World kisses ’17 goodbye, welcomes in 2018
Spectacular fireworks have lit up the skies in Hong Kong, Australia and elsewhere in Asia as revelers ring in 2018. A look at how people around the world are marking the end of the year:
Tens of thousands of Parisians and tourists were heading to the Champs-Elysees to attend a firework show at Napoleon’s Arc de Triomphe monument, at the end of the famous avenue with its lines of trees sparkling with lights.
Officials have warned the display might be cancelled at the last minute due to a storm expected to hit France overnight.
New Year’s Eve celebrations were placed under high security in France, which has been hit by a series of attacks by Islamic extremists in recent years.
The French Interior ministry said 100,000 police officers and soldiers and 40,000 rescuers have been deployed across the country — including 2,500 on the Champs-Elysees.
Bidding 2017 farewell, Pope Francis has decried wars, injustices and environmental decay which he says have “ruined” the year.
Francis on Sunday presided at a New Year’s Eve prayer service in St. Peter’s Basilica, a traditional occasion to say thanks in each year’s last hours.
He says God gave to us a 2017 “whole and sound,” but that “we humans in many ways ruined and hurt it with works of death, lies and injustices.”
But, he added, “gratitude prevails” thanks to those “cooperating silently for the common good.”
In keeping with past practice, the pope on New Year’s Day will celebrate Mass dedicated to the theme of world peace.
Fireworks lit up the sky above Sydney Harbor, highlighting the city’s New Year’s celebrations.
The massive fireworks display included a rainbow waterfall cascade of lights and color flowing off the harbor’s bridge to celebrate recently passed legislation legalizing gay marriage in Australia.
Over a million people were expected to gather to watch the festivities. Security was tight, but officials said there was no particular alert.
Sydney officials said the event would generate some $170 million for the city and “priceless publicity.” Nearly half the revelers were tourists.
As Russians count down the last moments before 2018 ticks over into each of the country’s 11 time zones, President Vladimir Putin is calling on them to be considerate and conciliatory with each other in the new year.
“Say the most cherished words to each other, forgive mistakes and resentment, admit love, warm up with care and attention,” Putin says in a televised message broadcast on Sunday just before midnight. “Let the trust and mutual understanding always accompany us,” he was quoted as saying by Russian news agencies after his statement aired in Kamchatka, the easternmost time zone.

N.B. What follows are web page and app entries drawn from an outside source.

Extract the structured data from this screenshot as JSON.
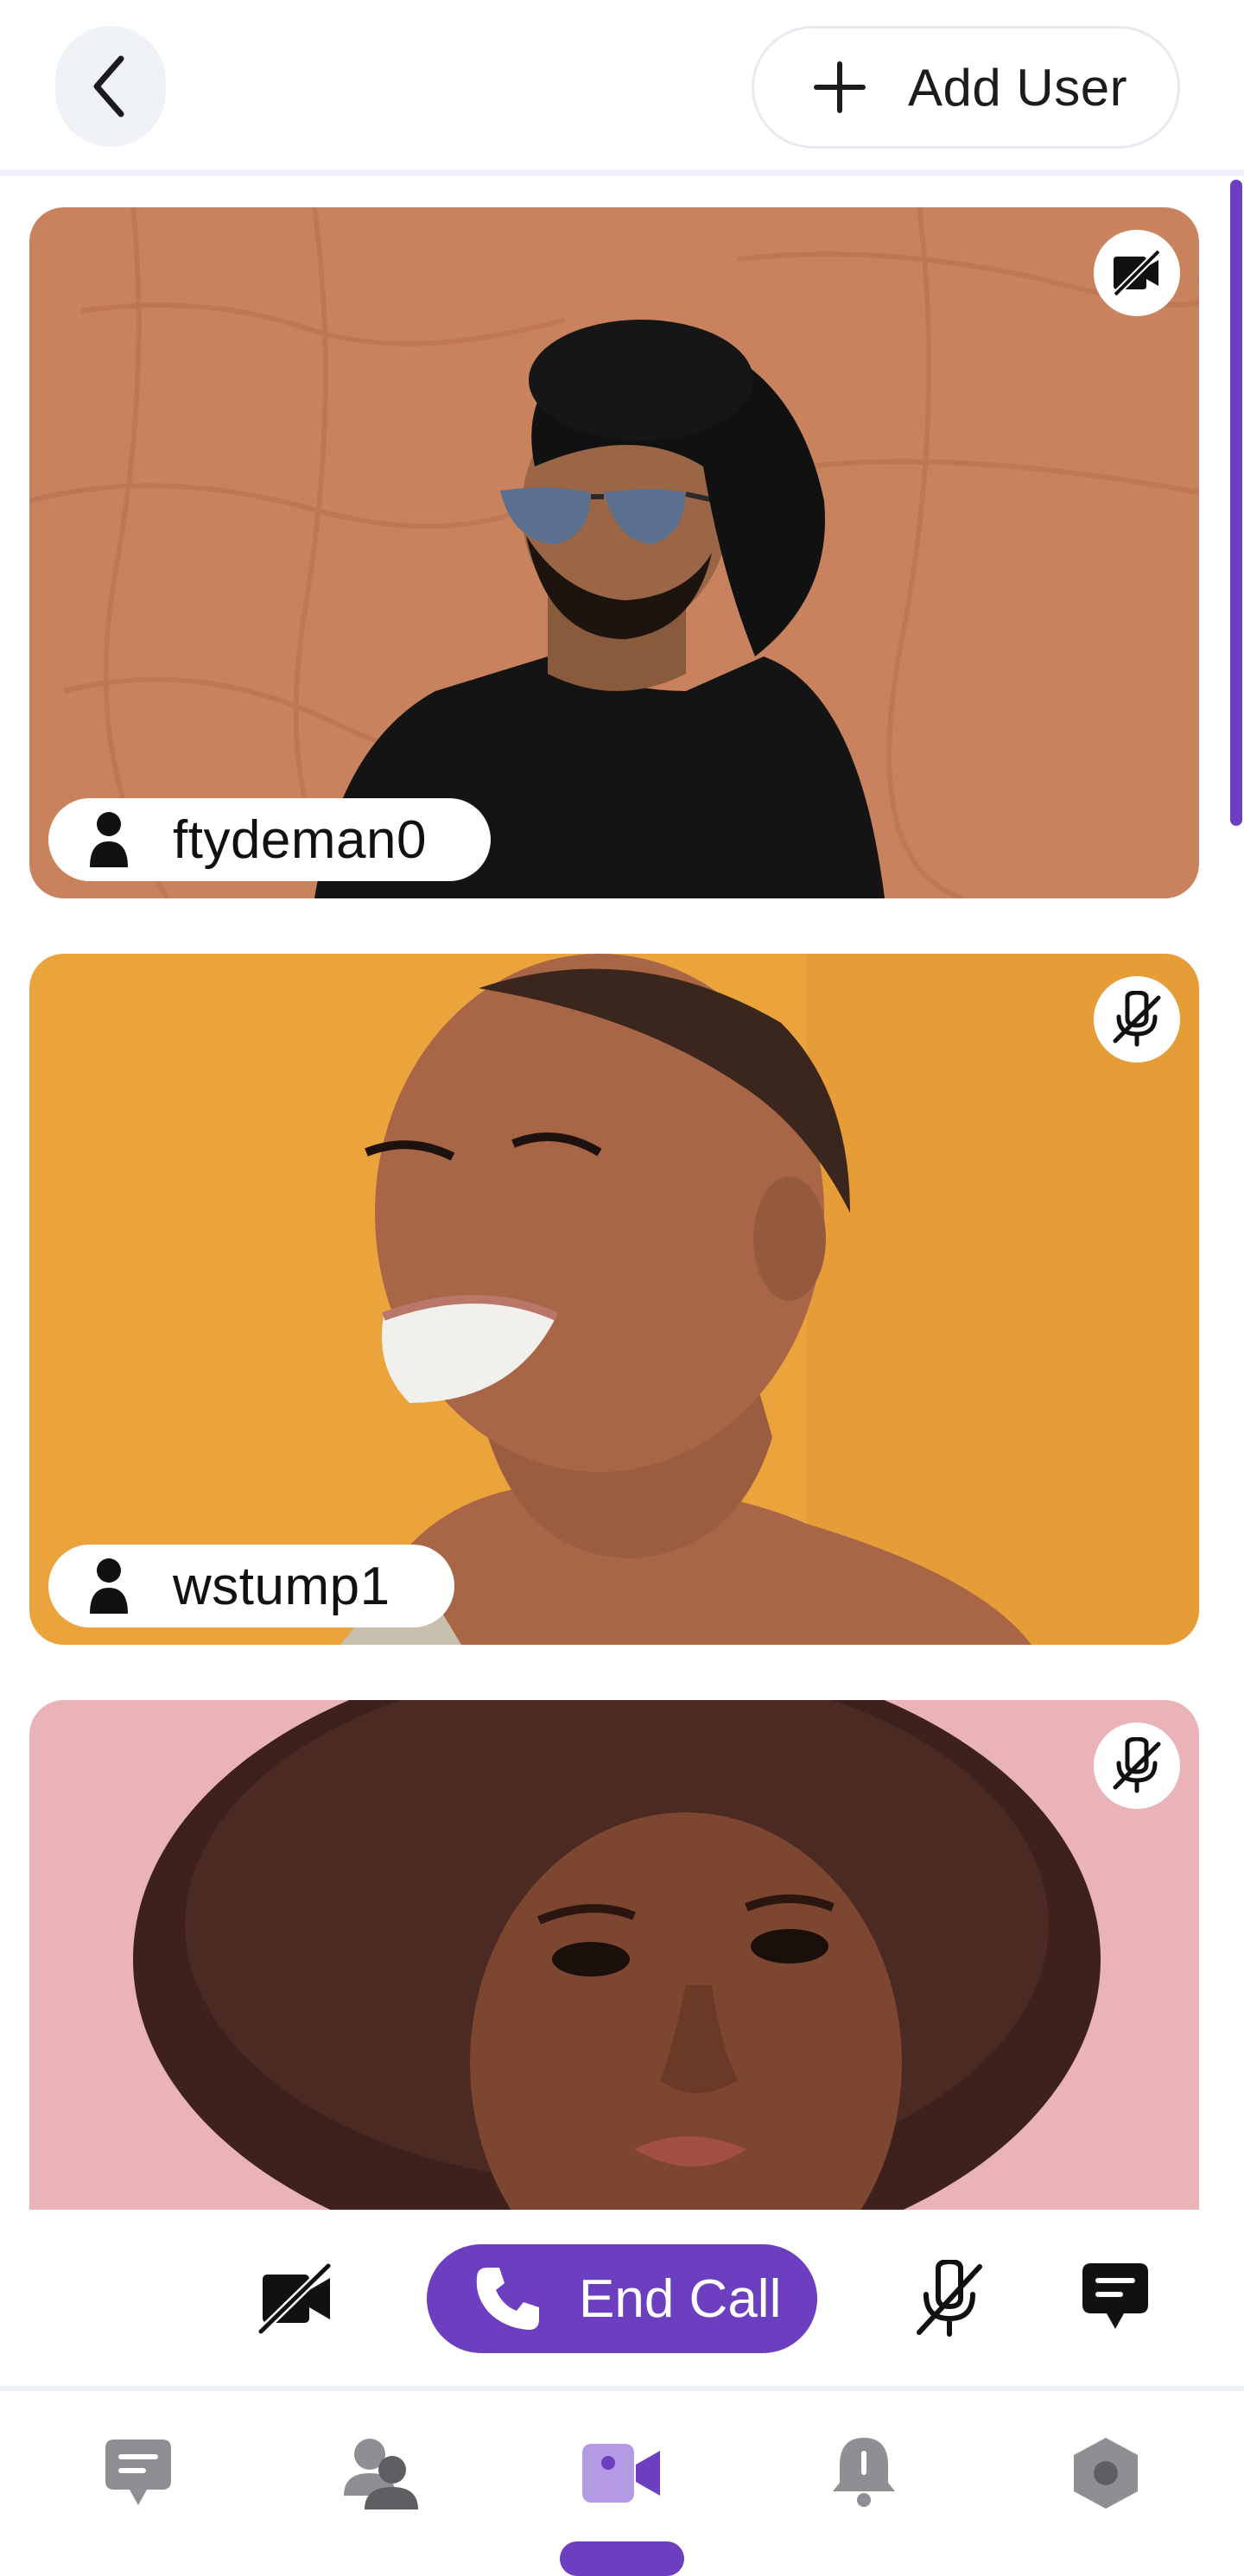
{
  "header": {
    "back_icon": "chevron-left-icon",
    "add_user_icon": "plus-icon",
    "add_user_label": "Add User"
  },
  "participants": [
    {
      "username": "ftydeman0",
      "status_icon": "video-off-icon",
      "avatar_icon": "person-icon"
    },
    {
      "username": "wstump1",
      "status_icon": "mic-off-icon",
      "avatar_icon": "person-icon"
    },
    {
      "username": "",
      "status_icon": "mic-off-icon",
      "avatar_icon": "person-icon"
    }
  ],
  "controls": {
    "camera_icon": "video-off-icon",
    "end_call_icon": "phone-icon",
    "end_call_label": "End Call",
    "mic_icon": "mic-off-icon",
    "chat_icon": "chat-icon"
  },
  "bottom_nav": {
    "items": [
      {
        "icon": "chat-icon",
        "active": false
      },
      {
        "icon": "users-icon",
        "active": false
      },
      {
        "icon": "video-icon",
        "active": true
      },
      {
        "icon": "bell-icon",
        "active": false
      },
      {
        "icon": "settings-hex-icon",
        "active": false
      }
    ]
  },
  "colors": {
    "accent": "#6c3fc0",
    "accent_light": "#b39ae3",
    "nav_inactive": "#8e8e93",
    "tile1_bg": "#c9825e",
    "tile2_bg": "#eba43c",
    "tile3_bg": "#e9b3b8"
  }
}
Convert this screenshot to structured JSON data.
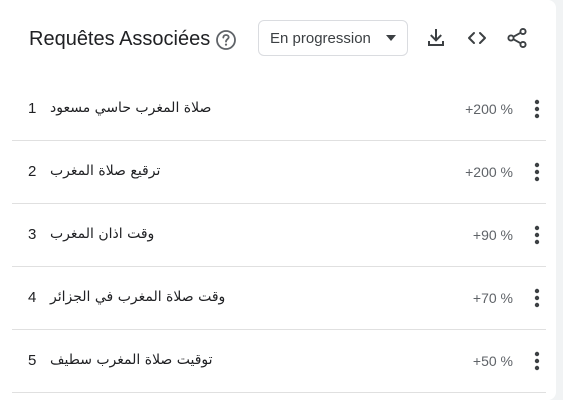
{
  "header": {
    "title": "Requêtes Associées",
    "help_icon": "help-circle-icon",
    "dropdown_selected": "En progression",
    "tools": [
      "download-icon",
      "embed-code-icon",
      "share-icon"
    ]
  },
  "colors": {
    "text_primary": "#202124",
    "text_secondary": "#5f6368",
    "divider": "#e0e0e0",
    "icon": "#3c4043"
  },
  "rows": [
    {
      "rank": "1",
      "query": "صلاة المغرب حاسي مسعود",
      "value": "+200 %"
    },
    {
      "rank": "2",
      "query": "ترقيع صلاة المغرب",
      "value": "+200 %"
    },
    {
      "rank": "3",
      "query": "وقت اذان المغرب",
      "value": "+90 %"
    },
    {
      "rank": "4",
      "query": "وقت صلاة المغرب في الجزائر",
      "value": "+70 %"
    },
    {
      "rank": "5",
      "query": "توقيت صلاة المغرب سطيف",
      "value": "+50 %"
    }
  ]
}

Moscow prepared for fireworks and outdoor gatherings, despite weather that’s less than festive. Usually festooned with snow at New Year’s Eve, the Russian capital this year is slogging through a long spell of intermittent rain and constant gray skies.
Many Japanese celebrated the arrival of the Year of the Dog in the traditional way of praying for peace and good fortune at neighborhood Shinto shrines, and eating New Year’s food such as noodles, shrimp and sweet black beans.
Barbecued beef and octopus dumpling stalls were out at Tokyo’s Zojoji Temple, where people take turns striking the giant bell 108 times at midnight, an annual practice repeated at other Buddhist temples throughout Japan.
Tens of thousands of revelers gathered in Las Vegas under the close eye of law enforcement just three months after the deadliest mass shooting in modern U.S. history.
Tourism officials expected about 330,000 people to come to Las Vegas for the festivities, which were anchored by a roughly eight-minute fireworks display at the top of seven casino-hotels.
The Las Vegas Metropolitan Police Department had every officer working Sunday. The Nevada National Guard activated about 350 soldiers and airmen.